● Your objective:
Output the complete listing. Match it exactly.

(The data begins)

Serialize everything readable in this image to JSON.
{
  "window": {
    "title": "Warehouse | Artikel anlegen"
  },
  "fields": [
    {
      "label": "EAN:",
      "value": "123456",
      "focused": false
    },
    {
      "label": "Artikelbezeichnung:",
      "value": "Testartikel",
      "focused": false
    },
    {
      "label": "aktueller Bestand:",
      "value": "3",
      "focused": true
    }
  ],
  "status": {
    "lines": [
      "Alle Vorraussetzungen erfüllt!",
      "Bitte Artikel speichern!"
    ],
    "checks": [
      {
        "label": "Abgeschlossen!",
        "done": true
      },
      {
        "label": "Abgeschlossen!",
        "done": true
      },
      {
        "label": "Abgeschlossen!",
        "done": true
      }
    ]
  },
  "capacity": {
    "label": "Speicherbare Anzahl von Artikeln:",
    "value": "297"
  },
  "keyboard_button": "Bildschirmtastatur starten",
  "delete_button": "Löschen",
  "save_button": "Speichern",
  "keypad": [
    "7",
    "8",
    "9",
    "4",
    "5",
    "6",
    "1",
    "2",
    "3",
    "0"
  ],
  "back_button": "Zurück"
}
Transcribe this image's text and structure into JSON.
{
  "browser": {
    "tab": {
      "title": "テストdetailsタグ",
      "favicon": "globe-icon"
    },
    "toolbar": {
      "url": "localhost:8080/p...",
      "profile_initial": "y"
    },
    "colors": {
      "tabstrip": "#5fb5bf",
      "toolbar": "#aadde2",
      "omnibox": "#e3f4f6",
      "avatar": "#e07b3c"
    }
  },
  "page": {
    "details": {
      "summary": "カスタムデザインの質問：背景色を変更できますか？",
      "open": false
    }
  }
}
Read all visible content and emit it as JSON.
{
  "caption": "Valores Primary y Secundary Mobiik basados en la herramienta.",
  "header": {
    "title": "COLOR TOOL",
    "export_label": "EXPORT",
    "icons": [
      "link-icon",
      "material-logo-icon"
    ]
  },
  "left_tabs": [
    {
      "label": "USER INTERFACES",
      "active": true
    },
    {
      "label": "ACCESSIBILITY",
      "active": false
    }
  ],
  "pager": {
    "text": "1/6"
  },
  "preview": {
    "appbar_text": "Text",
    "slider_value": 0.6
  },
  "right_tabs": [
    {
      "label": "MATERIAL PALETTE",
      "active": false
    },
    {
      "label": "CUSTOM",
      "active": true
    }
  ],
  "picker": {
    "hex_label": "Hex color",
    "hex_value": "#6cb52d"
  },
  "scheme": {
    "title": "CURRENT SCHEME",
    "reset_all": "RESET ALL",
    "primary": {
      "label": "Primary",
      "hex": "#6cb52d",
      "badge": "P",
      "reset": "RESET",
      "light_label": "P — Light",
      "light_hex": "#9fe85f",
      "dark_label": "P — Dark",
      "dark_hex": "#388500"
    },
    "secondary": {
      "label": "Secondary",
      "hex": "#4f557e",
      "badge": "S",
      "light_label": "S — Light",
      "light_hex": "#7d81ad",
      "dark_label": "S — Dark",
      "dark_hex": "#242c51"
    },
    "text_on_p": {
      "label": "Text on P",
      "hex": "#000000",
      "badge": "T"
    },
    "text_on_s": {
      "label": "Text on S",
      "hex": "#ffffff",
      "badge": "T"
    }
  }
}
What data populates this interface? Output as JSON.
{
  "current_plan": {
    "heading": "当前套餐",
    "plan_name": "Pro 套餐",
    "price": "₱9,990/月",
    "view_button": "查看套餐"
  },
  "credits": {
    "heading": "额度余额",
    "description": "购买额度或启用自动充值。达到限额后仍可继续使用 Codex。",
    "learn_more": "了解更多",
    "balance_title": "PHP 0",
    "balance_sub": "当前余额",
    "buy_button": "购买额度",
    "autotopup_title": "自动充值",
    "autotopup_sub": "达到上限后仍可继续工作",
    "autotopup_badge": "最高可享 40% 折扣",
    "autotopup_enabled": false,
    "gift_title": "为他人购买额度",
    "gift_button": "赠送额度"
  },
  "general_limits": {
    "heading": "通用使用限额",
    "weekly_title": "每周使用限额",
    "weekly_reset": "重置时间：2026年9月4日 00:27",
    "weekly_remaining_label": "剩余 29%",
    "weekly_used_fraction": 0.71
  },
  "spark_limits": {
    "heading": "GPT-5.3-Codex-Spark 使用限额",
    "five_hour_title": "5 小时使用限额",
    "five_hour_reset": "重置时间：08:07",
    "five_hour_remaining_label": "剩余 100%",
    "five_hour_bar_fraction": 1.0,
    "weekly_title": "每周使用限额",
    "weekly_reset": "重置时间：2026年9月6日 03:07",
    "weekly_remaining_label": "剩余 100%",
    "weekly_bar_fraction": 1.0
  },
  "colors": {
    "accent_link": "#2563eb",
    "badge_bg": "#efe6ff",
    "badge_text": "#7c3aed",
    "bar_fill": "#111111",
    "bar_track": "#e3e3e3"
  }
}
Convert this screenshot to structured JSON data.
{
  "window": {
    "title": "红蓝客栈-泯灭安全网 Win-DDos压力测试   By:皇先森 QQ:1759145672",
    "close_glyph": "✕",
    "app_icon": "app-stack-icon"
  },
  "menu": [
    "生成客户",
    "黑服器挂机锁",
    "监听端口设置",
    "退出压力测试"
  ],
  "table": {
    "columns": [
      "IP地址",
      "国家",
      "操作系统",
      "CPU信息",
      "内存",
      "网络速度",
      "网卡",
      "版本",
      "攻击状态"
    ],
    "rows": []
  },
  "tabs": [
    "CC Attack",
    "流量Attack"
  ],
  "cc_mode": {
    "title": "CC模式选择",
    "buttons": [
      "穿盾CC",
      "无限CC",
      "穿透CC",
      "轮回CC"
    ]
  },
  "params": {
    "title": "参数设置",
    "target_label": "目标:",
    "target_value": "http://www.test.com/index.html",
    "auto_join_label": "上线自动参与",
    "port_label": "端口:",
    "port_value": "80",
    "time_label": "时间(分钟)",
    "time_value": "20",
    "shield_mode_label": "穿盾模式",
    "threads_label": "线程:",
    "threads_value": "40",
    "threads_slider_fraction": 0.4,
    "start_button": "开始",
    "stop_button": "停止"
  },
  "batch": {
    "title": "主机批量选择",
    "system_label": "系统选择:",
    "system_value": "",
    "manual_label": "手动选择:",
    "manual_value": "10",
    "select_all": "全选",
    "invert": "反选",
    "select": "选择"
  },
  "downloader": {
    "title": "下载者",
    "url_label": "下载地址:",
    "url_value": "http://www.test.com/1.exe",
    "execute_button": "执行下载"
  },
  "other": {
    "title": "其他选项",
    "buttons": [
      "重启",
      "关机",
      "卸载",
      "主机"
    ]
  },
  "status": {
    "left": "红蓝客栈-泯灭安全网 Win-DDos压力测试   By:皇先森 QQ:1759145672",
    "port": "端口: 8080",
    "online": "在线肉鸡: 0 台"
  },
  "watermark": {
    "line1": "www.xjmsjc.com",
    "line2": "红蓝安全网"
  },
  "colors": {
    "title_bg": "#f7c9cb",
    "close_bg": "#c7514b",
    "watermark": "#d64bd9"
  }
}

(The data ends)

● Answer box:
Serialize everything readable in this image to JSON.
{
  "window": {
    "title": "Warehouse | Artikel anlegen"
  },
  "fields": [
    {
      "label": "EAN:",
      "value": "123456",
      "focused": false
    },
    {
      "label": "Artikelbezeichnung:",
      "value": "Testartikel",
      "focused": false
    },
    {
      "label": "aktueller Bestand:",
      "value": "3",
      "focused": true
    }
  ],
  "status": {
    "lines": [
      "Alle Vorraussetzungen erfüllt!",
      "Bitte Artikel speichern!"
    ],
    "checks": [
      {
        "label": "Abgeschlossen!",
        "done": true
      },
      {
        "label": "Abgeschlossen!",
        "done": true
      },
      {
        "label": "Abgeschlossen!",
        "done": true
      }
    ]
  },
  "capacity": {
    "label": "Speicherbare Anzahl von Artikeln:",
    "value": "297"
  },
  "keyboard_button": "Bildschirmtastatur starten",
  "delete_button": "Löschen",
  "save_button": "Speichern",
  "keypad": [
    "7",
    "8",
    "9",
    "4",
    "5",
    "6",
    "1",
    "2",
    "3",
    "0"
  ],
  "back_button": "Zurück"
}
Transcribe this image's text and structure into JSON.
{
  "browser": {
    "tab": {
      "title": "テストdetailsタグ",
      "favicon": "globe-icon"
    },
    "toolbar": {
      "url": "localhost:8080/p...",
      "profile_initial": "y"
    },
    "colors": {
      "tabstrip": "#5fb5bf",
      "toolbar": "#aadde2",
      "omnibox": "#e3f4f6",
      "avatar": "#e07b3c"
    }
  },
  "page": {
    "details": {
      "summary": "カスタムデザインの質問：背景色を変更できますか？",
      "open": false
    }
  }
}
Read all visible content and emit it as JSON.
{
  "caption": "Valores Primary y Secundary Mobiik basados en la herramienta.",
  "header": {
    "title": "COLOR TOOL",
    "export_label": "EXPORT",
    "icons": [
      "link-icon",
      "material-logo-icon"
    ]
  },
  "left_tabs": [
    {
      "label": "USER INTERFACES",
      "active": true
    },
    {
      "label": "ACCESSIBILITY",
      "active": false
    }
  ],
  "pager": {
    "text": "1/6"
  },
  "preview": {
    "appbar_text": "Text",
    "slider_value": 0.6
  },
  "right_tabs": [
    {
      "label": "MATERIAL PALETTE",
      "active": false
    },
    {
      "label": "CUSTOM",
      "active": true
    }
  ],
  "picker": {
    "hex_label": "Hex color",
    "hex_value": "#6cb52d"
  },
  "scheme": {
    "title": "CURRENT SCHEME",
    "reset_all": "RESET ALL",
    "primary": {
      "label": "Primary",
      "hex": "#6cb52d",
      "badge": "P",
      "reset": "RESET",
      "light_label": "P — Light",
      "light_hex": "#9fe85f",
      "dark_label": "P — Dark",
      "dark_hex": "#388500"
    },
    "secondary": {
      "label": "Secondary",
      "hex": "#4f557e",
      "badge": "S",
      "light_label": "S — Light",
      "light_hex": "#7d81ad",
      "dark_label": "S — Dark",
      "dark_hex": "#242c51"
    },
    "text_on_p": {
      "label": "Text on P",
      "hex": "#000000",
      "badge": "T"
    },
    "text_on_s": {
      "label": "Text on S",
      "hex": "#ffffff",
      "badge": "T"
    }
  }
}
What data populates this interface? Output as JSON.
{
  "current_plan": {
    "heading": "当前套餐",
    "plan_name": "Pro 套餐",
    "price": "₱9,990/月",
    "view_button": "查看套餐"
  },
  "credits": {
    "heading": "额度余额",
    "description": "购买额度或启用自动充值。达到限额后仍可继续使用 Codex。",
    "learn_more": "了解更多",
    "balance_title": "PHP 0",
    "balance_sub": "当前余额",
    "buy_button": "购买额度",
    "autotopup_title": "自动充值",
    "autotopup_sub": "达到上限后仍可继续工作",
    "autotopup_badge": "最高可享 40% 折扣",
    "autotopup_enabled": false,
    "gift_title": "为他人购买额度",
    "gift_button": "赠送额度"
  },
  "general_limits": {
    "heading": "通用使用限额",
    "weekly_title": "每周使用限额",
    "weekly_reset": "重置时间：2026年9月4日 00:27",
    "weekly_remaining_label": "剩余 29%",
    "weekly_used_fraction": 0.71
  },
  "spark_limits": {
    "heading": "GPT-5.3-Codex-Spark 使用限额",
    "five_hour_title": "5 小时使用限额",
    "five_hour_reset": "重置时间：08:07",
    "five_hour_remaining_label": "剩余 100%",
    "five_hour_bar_fraction": 1.0,
    "weekly_title": "每周使用限额",
    "weekly_reset": "重置时间：2026年9月6日 03:07",
    "weekly_remaining_label": "剩余 100%",
    "weekly_bar_fraction": 1.0
  },
  "colors": {
    "accent_link": "#2563eb",
    "badge_bg": "#efe6ff",
    "badge_text": "#7c3aed",
    "bar_fill": "#111111",
    "bar_track": "#e3e3e3"
  }
}
Convert this screenshot to structured JSON data.
{
  "window": {
    "title": "红蓝客栈-泯灭安全网 Win-DDos压力测试   By:皇先森 QQ:1759145672",
    "close_glyph": "✕",
    "app_icon": "app-stack-icon"
  },
  "menu": [
    "生成客户",
    "黑服器挂机锁",
    "监听端口设置",
    "退出压力测试"
  ],
  "table": {
    "columns": [
      "IP地址",
      "国家",
      "操作系统",
      "CPU信息",
      "内存",
      "网络速度",
      "网卡",
      "版本",
      "攻击状态"
    ],
    "rows": []
  },
  "tabs": [
    "CC Attack",
    "流量Attack"
  ],
  "cc_mode": {
    "title": "CC模式选择",
    "buttons": [
      "穿盾CC",
      "无限CC",
      "穿透CC",
      "轮回CC"
    ]
  },
  "params": {
    "title": "参数设置",
    "target_label": "目标:",
    "target_value": "http://www.test.com/index.html",
    "auto_join_label": "上线自动参与",
    "port_label": "端口:",
    "port_value": "80",
    "time_label": "时间(分钟)",
    "time_value": "20",
    "shield_mode_label": "穿盾模式",
    "threads_label": "线程:",
    "threads_value": "40",
    "threads_slider_fraction": 0.4,
    "start_button": "开始",
    "stop_button": "停止"
  },
  "batch": {
    "title": "主机批量选择",
    "system_label": "系统选择:",
    "system_value": "",
    "manual_label": "手动选择:",
    "manual_value": "10",
    "select_all": "全选",
    "invert": "反选",
    "select": "选择"
  },
  "downloader": {
    "title": "下载者",
    "url_label": "下载地址:",
    "url_value": "http://www.test.com/1.exe",
    "execute_button": "执行下载"
  },
  "other": {
    "title": "其他选项",
    "buttons": [
      "重启",
      "关机",
      "卸载",
      "主机"
    ]
  },
  "status": {
    "left": "红蓝客栈-泯灭安全网 Win-DDos压力测试   By:皇先森 QQ:1759145672",
    "port": "端口: 8080",
    "online": "在线肉鸡: 0 台"
  },
  "watermark": {
    "line1": "www.xjmsjc.com",
    "line2": "红蓝安全网"
  },
  "colors": {
    "title_bg": "#f7c9cb",
    "close_bg": "#c7514b",
    "watermark": "#d64bd9"
  }
}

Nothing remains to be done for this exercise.